Back to the soundtrack again
By this point in the book, an attentive reader will notice that I named some chapters after songs that inspired me while writing. They would have to be a full-blown nineties music geek to see it, but it is there.
With She's Got My Number, Semisonic is back. This is a great song, and although it didn't inspire me to write the stories in this chapter, it was a perfect fit after the fact. I had a number of instances when a chapter went unnamed until something crossed my path that made sense. This was one of those instances.
She's got my number, she always did,
She can always see where my secrets hid,
Everything about me is hers to tell,
She's got my number, she always will.
- Semisonic, She's Got My Number
Of course, there are two sides to this conceptual coin in the chapter. Dustin finally works up the courage to call Hope. This has been building over a couple of chapters, and my intent was to show how lost Dustin is in all of this. He's not even sure how to call or talk to his wife about what is happening.
The other side of the coin is that he runs into Melissa in the bar on her birthday, and he senses that they are drawn to each other, yet his persistent second-guessing of himself clouds what is happening with her. Of course, being married with the responsibilities of a father, he smartly exits the situation to get back to Damon.
So, who's got Dustin's number? Both Holly and Melissa? They both get to him in this chapter. So the song definitely fits the theme of the story.
Garth Brooks? Really?
In this book, one of my favorite scenes to write was the bar scene in this chapter. This one snuck up on me though. Once I realized what was happening in the story (yes, writers don't always have everything perfectly plotted out), I really leaned into it.

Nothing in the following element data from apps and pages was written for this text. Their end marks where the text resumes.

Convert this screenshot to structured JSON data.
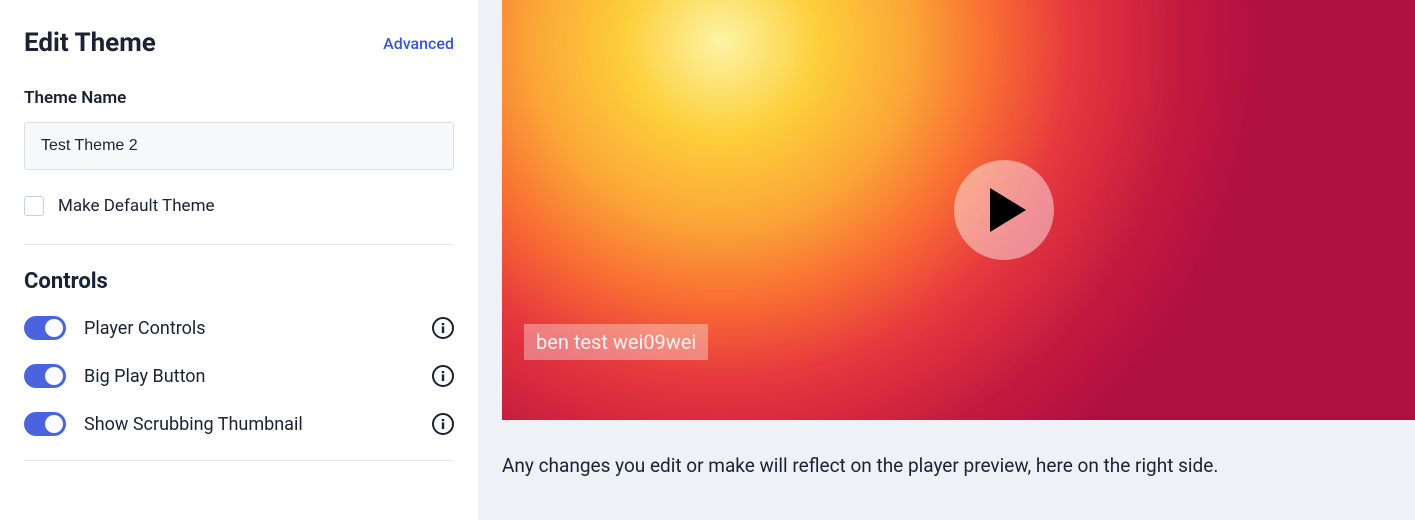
{
  "header": {
    "title": "Edit Theme",
    "advanced": "Advanced"
  },
  "theme": {
    "name_label": "Theme Name",
    "name_value": "Test Theme 2",
    "default_label": "Make Default Theme"
  },
  "controls": {
    "title": "Controls",
    "items": [
      {
        "label": "Player Controls"
      },
      {
        "label": "Big Play Button"
      },
      {
        "label": "Show Scrubbing Thumbnail"
      }
    ]
  },
  "preview": {
    "watermark": "ben test wei09wei",
    "hint": "Any changes you edit or make will reflect on the player preview, here on the right side."
  }
}
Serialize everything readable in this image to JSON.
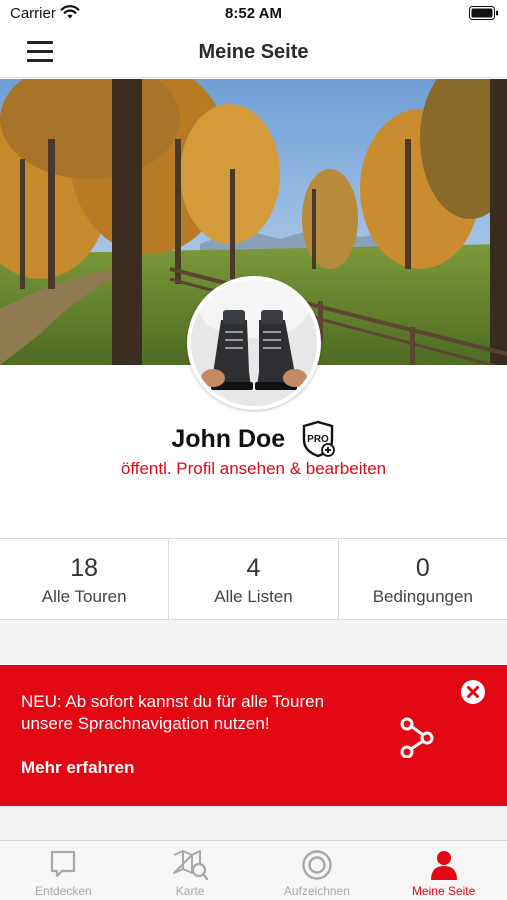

I take pride in the setting descriptions I wrote in the book, and I've been complimented on this scene in particular. Inspiration for it was a mix of a bar I worked at in college and various saloon style dive bars I've visited over the years. Again, with that rustic vibe I keep referring to.
So, yes, Friends in Low Places is added to the soundtrack. Lucky for you country haters, this song is not available on Spotify! Of course, people can easily create this soundtrack in their own music player, and choose to keep this one in or out. But for me, it is a classic, and you're in my world now. Just kidding. But not really.

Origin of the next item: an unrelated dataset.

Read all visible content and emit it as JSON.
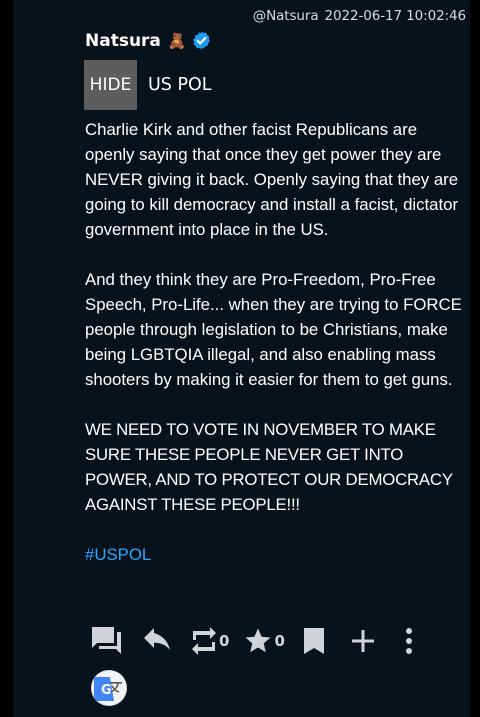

Sometimes the thing that pushes us over the edge is not the thing that is really upsetting us.
The book ends with Damon visibly upset about the dog getting sick that day. But, when the tears really start flowing, he admits he misses his mom. This leads to one of my favorite lines in the book. It's not overly dramatic, but you'll see it in the story more than this one time.
“It’s okay to cry, you know.”

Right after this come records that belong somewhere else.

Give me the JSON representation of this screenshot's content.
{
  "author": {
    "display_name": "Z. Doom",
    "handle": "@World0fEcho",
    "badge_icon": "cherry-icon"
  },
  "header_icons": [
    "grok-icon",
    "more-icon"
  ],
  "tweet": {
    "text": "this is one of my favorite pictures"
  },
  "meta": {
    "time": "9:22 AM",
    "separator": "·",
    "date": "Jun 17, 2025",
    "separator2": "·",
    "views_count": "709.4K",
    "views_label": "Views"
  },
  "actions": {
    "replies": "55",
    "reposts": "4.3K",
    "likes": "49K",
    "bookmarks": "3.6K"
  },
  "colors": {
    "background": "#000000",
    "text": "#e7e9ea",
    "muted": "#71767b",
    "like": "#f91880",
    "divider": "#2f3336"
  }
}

I remember as a kid we were moving out of my childhood home. I wanted to ride in the moving truck with my dad, my older brother, and his friend. But there wasn't room, and they told me I couldn't go with them. This upset me enough to hide out and start crying.
My mom found me, asked me what was wrong, and I said I was crying because we were moving. In truth, I just wanted to ride in the moving truck with my dad and my bro. It seemed lame that I would cry about this, so I told my mom the other thing.
Anyway...even as the writer, I'll never be sure what was really upsetting Damon in this chapter. Probably all of the above. But, sometimes what people are saying is not what they are truly feeling.
Until next time, see you at the movies.
Soundtrack (thus far):
Bonus Track: Interstate Love Song - Stone Temple Pilots
Bonus Track: Rockin' Chair - Oasis
Bonus Track: Happy - The Tories
Bonus Track: Song for You - Fuel
Follow as we build the soundtrack on Spotify!